Exercise requirements: Output the number of lines in the entries below with the string "built" in them, and nothing further.

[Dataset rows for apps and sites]
[Start of section]
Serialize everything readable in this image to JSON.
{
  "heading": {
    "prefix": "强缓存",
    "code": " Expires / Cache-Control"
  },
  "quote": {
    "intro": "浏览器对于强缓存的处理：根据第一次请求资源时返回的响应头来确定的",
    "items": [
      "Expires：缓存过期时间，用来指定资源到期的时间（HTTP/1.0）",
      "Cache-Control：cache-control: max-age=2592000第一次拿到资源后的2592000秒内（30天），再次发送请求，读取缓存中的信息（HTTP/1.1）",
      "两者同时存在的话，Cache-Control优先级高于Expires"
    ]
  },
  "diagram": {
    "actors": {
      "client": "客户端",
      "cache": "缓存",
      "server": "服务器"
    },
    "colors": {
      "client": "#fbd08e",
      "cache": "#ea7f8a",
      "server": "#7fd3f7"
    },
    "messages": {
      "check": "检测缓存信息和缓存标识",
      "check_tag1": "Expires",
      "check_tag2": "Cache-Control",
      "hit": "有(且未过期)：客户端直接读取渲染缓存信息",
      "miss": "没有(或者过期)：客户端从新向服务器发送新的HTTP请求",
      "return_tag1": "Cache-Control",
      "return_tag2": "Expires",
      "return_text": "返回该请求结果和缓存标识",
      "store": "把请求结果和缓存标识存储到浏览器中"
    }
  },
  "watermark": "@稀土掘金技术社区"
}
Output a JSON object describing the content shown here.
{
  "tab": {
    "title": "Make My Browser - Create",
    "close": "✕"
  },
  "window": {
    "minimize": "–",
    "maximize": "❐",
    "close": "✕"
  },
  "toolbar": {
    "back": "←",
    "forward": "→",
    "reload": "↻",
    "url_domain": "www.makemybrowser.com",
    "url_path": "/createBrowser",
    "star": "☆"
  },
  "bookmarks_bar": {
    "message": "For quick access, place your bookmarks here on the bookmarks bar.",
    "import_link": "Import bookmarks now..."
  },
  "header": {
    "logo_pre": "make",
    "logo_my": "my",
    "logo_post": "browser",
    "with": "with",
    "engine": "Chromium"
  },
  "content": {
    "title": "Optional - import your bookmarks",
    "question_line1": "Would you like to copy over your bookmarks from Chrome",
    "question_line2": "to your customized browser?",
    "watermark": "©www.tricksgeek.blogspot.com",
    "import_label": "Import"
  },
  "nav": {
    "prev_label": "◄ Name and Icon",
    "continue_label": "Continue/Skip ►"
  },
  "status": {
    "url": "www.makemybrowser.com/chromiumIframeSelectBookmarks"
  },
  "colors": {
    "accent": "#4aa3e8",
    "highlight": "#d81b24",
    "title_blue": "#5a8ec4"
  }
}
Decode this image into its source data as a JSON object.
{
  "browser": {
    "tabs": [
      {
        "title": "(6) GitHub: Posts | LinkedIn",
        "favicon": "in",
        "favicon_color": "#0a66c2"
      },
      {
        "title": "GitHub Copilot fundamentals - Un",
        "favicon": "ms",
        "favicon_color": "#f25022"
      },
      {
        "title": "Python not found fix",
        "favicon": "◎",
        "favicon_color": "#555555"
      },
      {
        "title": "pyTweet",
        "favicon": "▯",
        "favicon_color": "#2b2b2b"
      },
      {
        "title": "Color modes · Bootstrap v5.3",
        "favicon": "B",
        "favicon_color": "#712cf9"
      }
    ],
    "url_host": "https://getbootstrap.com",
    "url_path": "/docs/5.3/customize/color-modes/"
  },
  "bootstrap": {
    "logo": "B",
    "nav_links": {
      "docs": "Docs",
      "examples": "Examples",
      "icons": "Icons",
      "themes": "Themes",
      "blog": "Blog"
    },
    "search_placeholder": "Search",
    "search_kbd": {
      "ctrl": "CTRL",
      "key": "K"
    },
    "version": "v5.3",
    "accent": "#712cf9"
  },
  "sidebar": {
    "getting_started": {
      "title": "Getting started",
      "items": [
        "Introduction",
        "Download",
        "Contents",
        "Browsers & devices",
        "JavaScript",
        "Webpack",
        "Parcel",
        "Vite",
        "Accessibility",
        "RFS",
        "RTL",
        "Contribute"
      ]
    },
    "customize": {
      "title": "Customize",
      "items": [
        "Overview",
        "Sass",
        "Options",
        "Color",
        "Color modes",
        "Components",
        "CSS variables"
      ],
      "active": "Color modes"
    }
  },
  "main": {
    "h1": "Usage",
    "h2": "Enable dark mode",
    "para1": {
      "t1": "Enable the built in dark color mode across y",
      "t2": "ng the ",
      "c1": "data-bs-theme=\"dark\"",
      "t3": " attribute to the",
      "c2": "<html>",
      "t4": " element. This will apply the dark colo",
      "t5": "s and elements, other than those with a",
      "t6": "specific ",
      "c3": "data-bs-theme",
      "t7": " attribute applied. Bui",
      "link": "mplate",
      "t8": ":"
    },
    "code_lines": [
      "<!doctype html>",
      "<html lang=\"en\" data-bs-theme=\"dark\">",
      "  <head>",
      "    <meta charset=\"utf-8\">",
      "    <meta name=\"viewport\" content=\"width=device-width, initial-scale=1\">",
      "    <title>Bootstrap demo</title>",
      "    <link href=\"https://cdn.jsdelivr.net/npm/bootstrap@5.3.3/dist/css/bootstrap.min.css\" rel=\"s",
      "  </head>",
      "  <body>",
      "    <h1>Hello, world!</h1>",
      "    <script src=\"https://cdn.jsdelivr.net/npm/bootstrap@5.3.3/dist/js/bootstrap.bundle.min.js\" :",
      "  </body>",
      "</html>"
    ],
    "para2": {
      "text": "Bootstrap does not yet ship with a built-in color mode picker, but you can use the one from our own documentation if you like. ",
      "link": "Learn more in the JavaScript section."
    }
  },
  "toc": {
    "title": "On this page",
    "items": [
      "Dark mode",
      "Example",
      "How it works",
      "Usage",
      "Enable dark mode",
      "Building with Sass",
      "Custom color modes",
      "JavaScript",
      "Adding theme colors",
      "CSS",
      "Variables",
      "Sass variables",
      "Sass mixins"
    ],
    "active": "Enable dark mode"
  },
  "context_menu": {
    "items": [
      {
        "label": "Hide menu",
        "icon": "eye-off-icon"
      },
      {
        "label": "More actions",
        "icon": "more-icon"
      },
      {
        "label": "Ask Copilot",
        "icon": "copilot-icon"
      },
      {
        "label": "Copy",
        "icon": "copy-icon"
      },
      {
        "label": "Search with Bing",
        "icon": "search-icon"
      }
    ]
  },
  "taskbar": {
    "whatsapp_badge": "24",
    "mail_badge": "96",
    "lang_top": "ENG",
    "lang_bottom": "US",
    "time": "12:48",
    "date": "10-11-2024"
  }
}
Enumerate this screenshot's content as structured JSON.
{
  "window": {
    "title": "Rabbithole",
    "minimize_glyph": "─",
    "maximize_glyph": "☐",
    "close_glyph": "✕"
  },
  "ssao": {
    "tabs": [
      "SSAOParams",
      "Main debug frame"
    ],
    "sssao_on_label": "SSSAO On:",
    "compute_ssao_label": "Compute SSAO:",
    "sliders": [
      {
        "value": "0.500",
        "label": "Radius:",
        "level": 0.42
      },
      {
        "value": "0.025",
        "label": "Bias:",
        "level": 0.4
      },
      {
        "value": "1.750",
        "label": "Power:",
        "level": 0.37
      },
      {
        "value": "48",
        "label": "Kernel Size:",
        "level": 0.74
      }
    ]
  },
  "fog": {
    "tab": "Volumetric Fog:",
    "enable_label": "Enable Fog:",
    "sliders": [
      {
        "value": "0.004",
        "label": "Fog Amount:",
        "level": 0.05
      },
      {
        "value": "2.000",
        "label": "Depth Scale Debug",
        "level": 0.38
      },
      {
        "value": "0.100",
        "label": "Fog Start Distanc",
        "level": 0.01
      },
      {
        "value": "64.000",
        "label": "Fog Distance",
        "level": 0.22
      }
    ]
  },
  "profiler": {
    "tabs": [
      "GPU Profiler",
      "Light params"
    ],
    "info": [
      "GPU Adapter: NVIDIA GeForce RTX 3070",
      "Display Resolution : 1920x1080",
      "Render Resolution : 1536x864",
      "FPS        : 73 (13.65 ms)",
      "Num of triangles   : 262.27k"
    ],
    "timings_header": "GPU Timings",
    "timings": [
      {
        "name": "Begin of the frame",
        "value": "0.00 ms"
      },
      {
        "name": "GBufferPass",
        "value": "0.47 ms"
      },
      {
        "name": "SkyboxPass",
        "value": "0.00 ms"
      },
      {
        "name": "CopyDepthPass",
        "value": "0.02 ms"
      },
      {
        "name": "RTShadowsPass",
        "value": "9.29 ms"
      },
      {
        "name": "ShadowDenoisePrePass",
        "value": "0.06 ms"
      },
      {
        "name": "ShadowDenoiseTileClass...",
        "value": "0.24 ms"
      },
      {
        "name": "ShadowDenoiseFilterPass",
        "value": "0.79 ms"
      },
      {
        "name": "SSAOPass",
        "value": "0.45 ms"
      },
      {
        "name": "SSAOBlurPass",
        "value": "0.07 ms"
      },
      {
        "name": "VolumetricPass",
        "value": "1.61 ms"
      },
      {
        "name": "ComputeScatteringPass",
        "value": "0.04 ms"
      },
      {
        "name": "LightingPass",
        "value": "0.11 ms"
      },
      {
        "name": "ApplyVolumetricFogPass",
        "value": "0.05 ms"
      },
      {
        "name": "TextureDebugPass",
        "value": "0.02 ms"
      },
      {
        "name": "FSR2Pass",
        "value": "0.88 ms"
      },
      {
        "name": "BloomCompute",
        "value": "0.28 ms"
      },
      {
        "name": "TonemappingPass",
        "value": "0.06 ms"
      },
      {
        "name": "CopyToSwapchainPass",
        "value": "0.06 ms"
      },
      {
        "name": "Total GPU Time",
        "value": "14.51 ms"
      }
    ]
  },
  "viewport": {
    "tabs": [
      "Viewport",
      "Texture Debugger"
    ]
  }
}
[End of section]
Finished task: 2